The recent floods affecting several districts of Sri Lanka and other weather related events in several parts of the world have brought to the fore a number of public policy issues. Major challenges are looming up on the horizon, both within Sri Lanka and globally. A holistic package of reforms would be needed to address both the short-term food crisis and increasing concerns related to longer-term food security. The upward pressures on food prices are also being amplified by rising oil prices which impact on the former through a number of channels.
After thirty years of conflict, the people of Sri Lanka deserve better than continuing with the boom and bust cycle which has capped the country’s growth rate at 5-6% over the last three decades. There is ample historical evidence from both Sri Lanka and from around the world that inward-looking autarkic strategies do not result in accelerated growth and development on a sustained basis. This is particularly so for a relatively small economy like Sri Lanka. Export growth has, therefore, to play a major role in taking the economy to a higher growth trajectory. In a context of globalised markets for goods and services, this places a very high premium on the competitiveness of the economy.
Fiscal performance is an important determinant not only of macroeconomic fundamentals but also the overall trajectory of the economy. Increased government involvement in the economy, over several decades, has led to a sharp rise in government expenditure. At the same time, revenue collection has been weak. As a result, for much of the post-Independence period, Sri Lanka has experienced a structural budget deficit.
Persistent fiscal imbalances have consistently complicated macroeconomic management, since the liberalization of the economy in 1977. For much of the past three decades, the Sri Lankan authorities have found themselves in the position of a “one club golfer.”

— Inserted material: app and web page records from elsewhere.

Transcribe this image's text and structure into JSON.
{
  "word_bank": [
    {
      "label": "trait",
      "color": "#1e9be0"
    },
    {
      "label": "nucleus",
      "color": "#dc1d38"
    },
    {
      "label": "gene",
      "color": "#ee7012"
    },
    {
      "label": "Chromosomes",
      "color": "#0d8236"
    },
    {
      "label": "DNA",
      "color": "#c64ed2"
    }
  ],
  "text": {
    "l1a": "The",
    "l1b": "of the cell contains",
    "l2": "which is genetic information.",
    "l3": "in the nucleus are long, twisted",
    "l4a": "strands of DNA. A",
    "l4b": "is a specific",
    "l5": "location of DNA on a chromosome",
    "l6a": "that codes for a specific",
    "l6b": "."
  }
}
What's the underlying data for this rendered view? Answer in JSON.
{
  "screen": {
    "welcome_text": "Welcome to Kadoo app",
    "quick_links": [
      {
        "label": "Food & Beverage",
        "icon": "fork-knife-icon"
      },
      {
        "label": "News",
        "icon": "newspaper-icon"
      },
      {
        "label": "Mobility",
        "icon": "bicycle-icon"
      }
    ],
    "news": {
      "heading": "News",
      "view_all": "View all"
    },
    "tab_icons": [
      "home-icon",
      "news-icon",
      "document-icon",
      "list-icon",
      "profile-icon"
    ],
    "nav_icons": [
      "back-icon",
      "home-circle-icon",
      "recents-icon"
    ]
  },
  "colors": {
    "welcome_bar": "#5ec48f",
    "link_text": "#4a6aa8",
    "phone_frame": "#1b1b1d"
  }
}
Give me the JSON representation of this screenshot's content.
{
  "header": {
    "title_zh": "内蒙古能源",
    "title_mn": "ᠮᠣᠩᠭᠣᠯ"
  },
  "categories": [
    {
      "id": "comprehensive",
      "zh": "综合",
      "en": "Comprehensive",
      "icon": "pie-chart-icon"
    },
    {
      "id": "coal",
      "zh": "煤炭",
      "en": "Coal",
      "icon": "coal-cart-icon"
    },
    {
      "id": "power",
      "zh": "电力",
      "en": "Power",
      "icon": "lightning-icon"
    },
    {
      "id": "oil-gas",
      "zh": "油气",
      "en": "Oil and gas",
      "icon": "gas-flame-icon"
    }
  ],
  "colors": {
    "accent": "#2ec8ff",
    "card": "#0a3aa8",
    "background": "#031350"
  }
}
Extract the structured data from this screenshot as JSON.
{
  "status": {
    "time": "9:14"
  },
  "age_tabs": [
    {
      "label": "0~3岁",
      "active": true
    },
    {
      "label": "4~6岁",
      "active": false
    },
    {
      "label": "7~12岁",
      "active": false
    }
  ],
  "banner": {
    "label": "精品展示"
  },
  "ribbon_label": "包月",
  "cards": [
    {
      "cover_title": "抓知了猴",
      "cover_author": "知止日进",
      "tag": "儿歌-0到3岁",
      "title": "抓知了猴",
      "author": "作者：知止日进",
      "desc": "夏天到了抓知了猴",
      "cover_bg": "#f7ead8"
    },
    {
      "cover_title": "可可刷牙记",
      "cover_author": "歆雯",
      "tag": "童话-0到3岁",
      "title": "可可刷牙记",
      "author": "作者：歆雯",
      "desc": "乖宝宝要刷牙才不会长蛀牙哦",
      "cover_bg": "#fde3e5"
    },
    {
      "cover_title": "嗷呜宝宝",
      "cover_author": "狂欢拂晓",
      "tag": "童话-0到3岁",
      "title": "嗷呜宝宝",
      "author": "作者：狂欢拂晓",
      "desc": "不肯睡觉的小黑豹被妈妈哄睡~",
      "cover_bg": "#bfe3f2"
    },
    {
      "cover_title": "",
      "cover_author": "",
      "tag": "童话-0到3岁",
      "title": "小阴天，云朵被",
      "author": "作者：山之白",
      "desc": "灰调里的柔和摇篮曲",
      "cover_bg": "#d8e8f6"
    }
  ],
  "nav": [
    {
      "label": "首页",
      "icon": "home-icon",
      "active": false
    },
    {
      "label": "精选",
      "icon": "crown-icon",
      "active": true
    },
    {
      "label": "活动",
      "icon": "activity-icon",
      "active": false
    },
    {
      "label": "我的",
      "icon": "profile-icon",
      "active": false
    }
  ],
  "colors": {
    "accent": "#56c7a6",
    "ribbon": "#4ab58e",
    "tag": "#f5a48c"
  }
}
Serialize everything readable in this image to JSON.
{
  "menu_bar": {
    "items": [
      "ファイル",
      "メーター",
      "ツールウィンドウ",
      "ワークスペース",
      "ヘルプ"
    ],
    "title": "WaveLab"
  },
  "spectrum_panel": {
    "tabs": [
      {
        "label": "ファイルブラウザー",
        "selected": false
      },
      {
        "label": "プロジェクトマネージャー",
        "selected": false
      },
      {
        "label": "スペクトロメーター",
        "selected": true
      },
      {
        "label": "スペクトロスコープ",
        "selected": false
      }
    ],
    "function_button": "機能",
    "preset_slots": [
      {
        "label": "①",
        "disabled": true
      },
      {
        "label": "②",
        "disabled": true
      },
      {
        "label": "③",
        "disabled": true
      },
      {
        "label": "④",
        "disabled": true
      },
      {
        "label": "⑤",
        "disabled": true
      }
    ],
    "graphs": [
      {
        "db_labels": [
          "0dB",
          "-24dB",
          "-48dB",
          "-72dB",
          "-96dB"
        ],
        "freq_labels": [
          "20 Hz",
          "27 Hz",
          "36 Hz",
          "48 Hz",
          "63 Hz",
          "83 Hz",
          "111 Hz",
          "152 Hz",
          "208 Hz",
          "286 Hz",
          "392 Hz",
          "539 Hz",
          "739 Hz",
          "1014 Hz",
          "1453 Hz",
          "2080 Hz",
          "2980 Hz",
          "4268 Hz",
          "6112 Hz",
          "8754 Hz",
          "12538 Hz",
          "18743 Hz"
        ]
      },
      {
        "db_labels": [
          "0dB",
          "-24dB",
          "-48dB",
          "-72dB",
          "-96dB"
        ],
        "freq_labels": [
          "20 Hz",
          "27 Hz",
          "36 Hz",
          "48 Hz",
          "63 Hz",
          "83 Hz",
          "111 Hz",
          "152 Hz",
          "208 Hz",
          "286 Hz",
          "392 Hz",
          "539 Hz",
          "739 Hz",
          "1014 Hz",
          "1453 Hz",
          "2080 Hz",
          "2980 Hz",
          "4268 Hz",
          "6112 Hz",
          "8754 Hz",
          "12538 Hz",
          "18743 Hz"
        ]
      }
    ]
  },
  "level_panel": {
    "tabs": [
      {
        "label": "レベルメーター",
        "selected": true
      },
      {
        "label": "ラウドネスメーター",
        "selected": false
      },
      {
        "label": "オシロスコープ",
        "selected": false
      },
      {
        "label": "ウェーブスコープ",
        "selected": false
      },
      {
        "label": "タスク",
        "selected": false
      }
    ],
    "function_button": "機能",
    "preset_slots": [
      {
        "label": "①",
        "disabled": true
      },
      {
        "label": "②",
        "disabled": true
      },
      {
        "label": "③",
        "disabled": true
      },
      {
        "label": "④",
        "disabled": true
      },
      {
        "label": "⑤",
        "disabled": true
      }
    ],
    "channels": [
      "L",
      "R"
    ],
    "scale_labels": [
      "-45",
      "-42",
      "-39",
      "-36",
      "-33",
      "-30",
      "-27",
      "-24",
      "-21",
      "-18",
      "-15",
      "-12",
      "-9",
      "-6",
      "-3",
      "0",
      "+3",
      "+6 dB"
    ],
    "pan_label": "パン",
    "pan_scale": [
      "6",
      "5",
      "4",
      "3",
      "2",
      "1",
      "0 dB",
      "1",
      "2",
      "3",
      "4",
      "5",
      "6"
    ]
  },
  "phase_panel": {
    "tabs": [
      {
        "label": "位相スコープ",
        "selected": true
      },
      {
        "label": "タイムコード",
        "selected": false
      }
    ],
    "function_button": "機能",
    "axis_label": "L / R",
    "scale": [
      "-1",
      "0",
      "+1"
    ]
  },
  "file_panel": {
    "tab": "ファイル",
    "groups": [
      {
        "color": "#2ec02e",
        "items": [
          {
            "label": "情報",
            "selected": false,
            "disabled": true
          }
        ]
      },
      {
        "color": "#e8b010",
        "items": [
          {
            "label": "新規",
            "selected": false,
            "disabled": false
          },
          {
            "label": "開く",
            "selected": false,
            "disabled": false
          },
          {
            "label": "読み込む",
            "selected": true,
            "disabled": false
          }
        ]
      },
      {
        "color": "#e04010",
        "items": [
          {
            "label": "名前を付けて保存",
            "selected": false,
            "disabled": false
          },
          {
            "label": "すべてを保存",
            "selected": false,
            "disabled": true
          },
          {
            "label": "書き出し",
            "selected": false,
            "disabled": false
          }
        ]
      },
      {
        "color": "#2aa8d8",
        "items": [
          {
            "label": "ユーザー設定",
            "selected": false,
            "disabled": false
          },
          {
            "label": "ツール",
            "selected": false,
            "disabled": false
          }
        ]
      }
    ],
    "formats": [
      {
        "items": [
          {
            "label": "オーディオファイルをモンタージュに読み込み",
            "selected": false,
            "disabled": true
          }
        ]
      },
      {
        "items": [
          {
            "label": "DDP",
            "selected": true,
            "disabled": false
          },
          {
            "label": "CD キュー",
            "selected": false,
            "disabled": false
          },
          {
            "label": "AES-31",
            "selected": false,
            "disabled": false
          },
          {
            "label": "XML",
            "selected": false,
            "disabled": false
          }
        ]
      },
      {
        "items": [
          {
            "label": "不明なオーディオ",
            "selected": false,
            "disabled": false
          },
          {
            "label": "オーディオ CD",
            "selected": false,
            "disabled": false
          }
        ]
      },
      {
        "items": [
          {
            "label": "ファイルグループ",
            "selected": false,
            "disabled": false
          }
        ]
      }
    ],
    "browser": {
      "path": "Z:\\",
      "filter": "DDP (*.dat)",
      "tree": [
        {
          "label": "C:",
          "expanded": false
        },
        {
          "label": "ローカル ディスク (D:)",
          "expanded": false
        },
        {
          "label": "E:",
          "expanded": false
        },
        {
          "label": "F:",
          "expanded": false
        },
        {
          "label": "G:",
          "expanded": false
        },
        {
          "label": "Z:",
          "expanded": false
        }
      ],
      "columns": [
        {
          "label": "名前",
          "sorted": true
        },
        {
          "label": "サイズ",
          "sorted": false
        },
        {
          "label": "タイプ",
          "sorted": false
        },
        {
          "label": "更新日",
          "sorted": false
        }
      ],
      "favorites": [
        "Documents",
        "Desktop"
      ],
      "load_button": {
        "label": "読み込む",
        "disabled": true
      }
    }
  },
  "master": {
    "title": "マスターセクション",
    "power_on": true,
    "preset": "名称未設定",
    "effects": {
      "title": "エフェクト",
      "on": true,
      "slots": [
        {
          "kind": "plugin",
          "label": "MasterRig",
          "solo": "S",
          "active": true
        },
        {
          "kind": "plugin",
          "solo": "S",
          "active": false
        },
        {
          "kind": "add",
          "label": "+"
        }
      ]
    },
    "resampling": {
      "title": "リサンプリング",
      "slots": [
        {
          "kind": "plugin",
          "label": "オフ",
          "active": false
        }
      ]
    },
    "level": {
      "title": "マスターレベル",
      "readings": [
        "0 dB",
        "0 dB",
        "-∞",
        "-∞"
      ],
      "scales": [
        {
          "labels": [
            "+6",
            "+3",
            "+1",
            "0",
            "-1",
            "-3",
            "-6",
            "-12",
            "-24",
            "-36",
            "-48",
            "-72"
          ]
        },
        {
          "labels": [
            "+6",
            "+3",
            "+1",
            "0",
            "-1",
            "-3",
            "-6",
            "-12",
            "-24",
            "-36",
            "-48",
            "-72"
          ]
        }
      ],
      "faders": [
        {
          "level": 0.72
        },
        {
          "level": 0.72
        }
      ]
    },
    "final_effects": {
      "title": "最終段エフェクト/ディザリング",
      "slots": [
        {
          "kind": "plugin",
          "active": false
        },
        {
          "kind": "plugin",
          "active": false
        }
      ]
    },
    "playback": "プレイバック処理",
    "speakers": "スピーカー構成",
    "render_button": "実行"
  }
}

The Government of Sri Lanka has set the target of doubling per capita GDP to US$ 4000 by 2015. This requires accelerating growth to 10% and increasing the investment ratio to 40% of GDP. In 2005 – 09, they averaged 6% and 27% respectively.